All Shetland’s council-run harbours showed a profit for 2014/15, according to figures given to the SIC harbour board on Tuesday.
Finance chief Jonathan Belford said the situation, with a combined profit of more than £2 million, was “very positive”.
Sullom Voe has shown a profit of £657,000, Scalloway a profit of £840,000 and other smaller piers have made a profit of £448,000.
At Sullom Voe the profit came from underspending on fuel due to low global prices, while other savings were due to job vacancies, including in management and engineering, and an underspending on the Gluss navigational aids.
However, there were five fewer tanker movements than expected during the year, with a total of 80 tanker movements during the year, resulting in £354,000 less that anticipated.

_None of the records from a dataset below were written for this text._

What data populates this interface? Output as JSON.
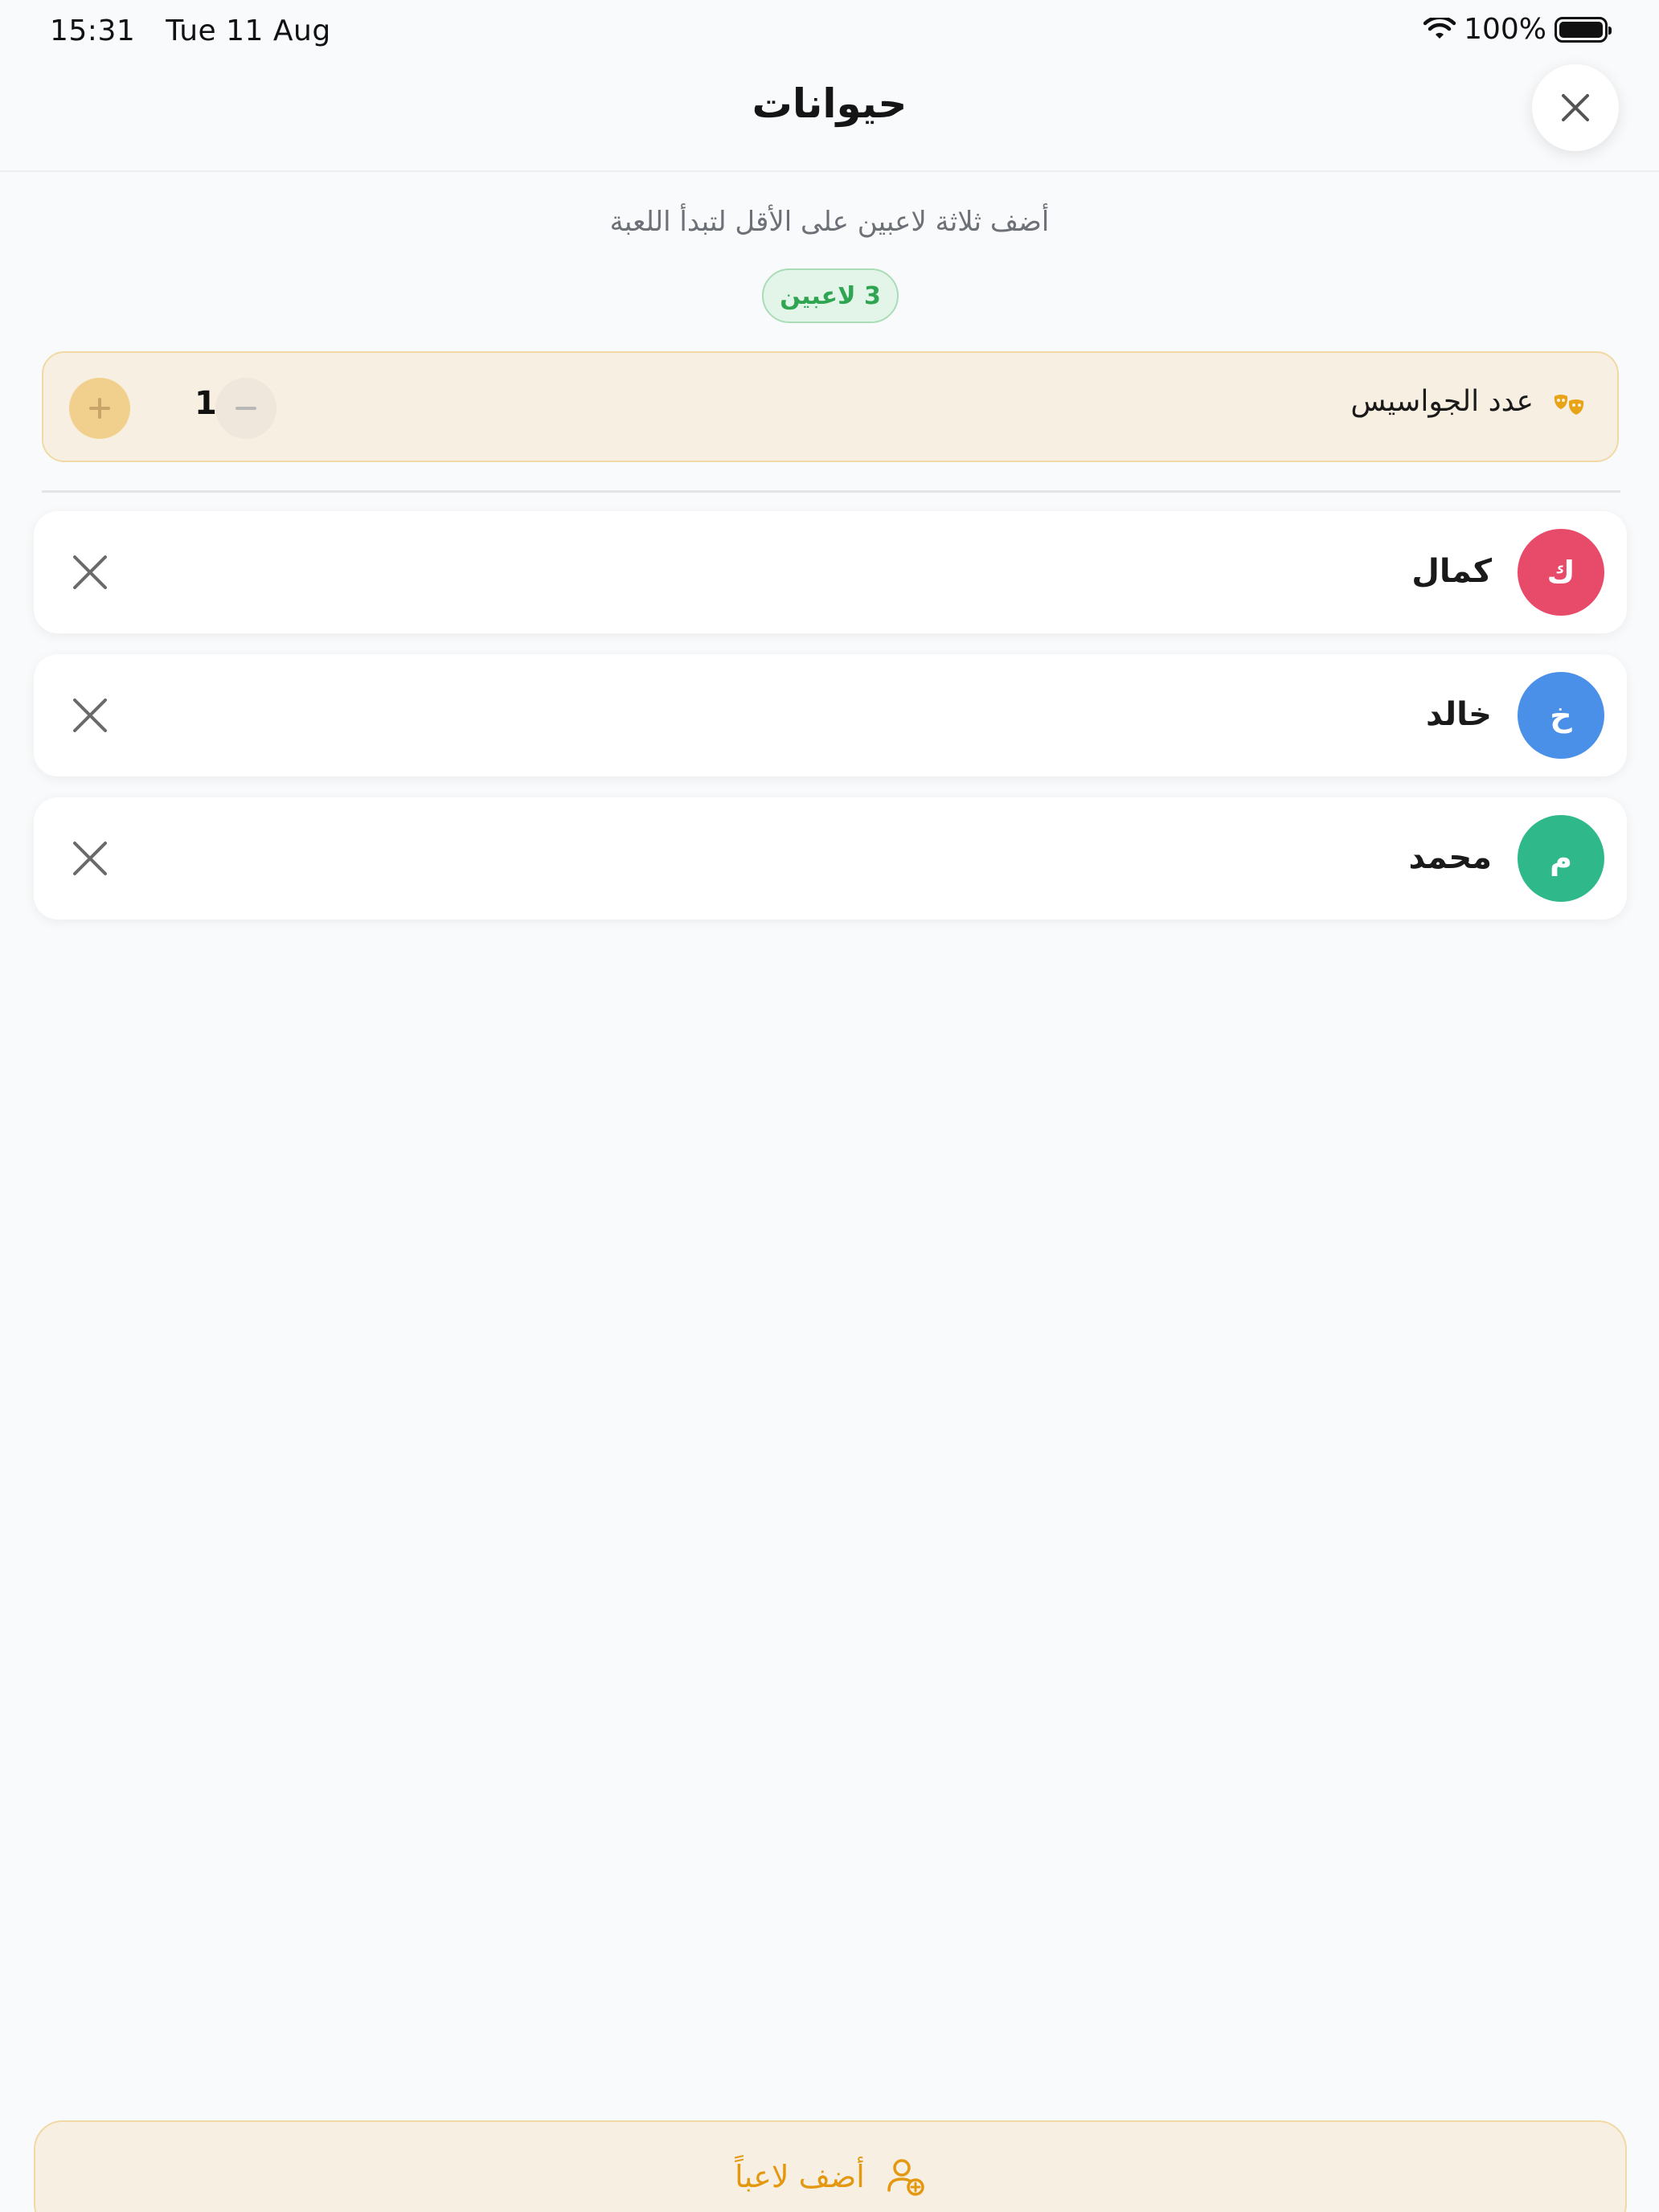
{
  "status_bar": {
    "time": "15:31",
    "date": "Tue 11 Aug",
    "battery_percent": "100%",
    "icons": [
      "wifi-icon",
      "battery-icon"
    ]
  },
  "header": {
    "title": "حيوانات",
    "close_icon": "close-icon"
  },
  "info": {
    "subtitle": "أضف ثلاثة لاعبين على الأقل لتبدأ اللعبة",
    "player_count": "3 لاعبين"
  },
  "spy_setting": {
    "label": "عدد الجواسيس",
    "icon": "masks-icon",
    "value": "1",
    "plus_icon": "plus-icon",
    "minus_icon": "minus-icon"
  },
  "players": [
    {
      "name": "كمال",
      "initial": "ك",
      "color": "#e84a6a"
    },
    {
      "name": "خالد",
      "initial": "خ",
      "color": "#4a8fe8"
    },
    {
      "name": "محمد",
      "initial": "م",
      "color": "#2fb98a"
    }
  ],
  "add_button": {
    "label": "أضف لاعباً",
    "icon": "add-user-icon"
  },
  "colors": {
    "accent": "#e3980f",
    "accent_bg": "#f8efe3",
    "success": "#2fa451"
  }
}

Scalloway had increased income from the accommodation barge and vessel, which have been there longer than expected, bringing in harbour dues, storage charges, equipment hire and charges for metered water.
There have also been increased fish and salmon landings, thanks to higher fish stocks and increased quotas.
This has also been the situation at Cullivoe, where the upturn in the fishing industry has generated a profit of £93,000, and increased salmon landings at Mid Yell have yielded a profit of £66,000.
Vacancies in management and engineering jobs for the smaller piers have produced a saving of £204,000, and work to Skerries navigational aids has been delayed, saying £50,000.
In addition, management changes across all terminals have accounted for savings of £448,000.
Harbour board chairwoman Andrea Manson said it had been the best year for some time.
She said: “It’s good the council has seen the benefit from the gas plant and accommodation vessels at Scalloway, and there’s been a lot more fish at Cullivoe and Scalloway. It’s all very positive for a change.”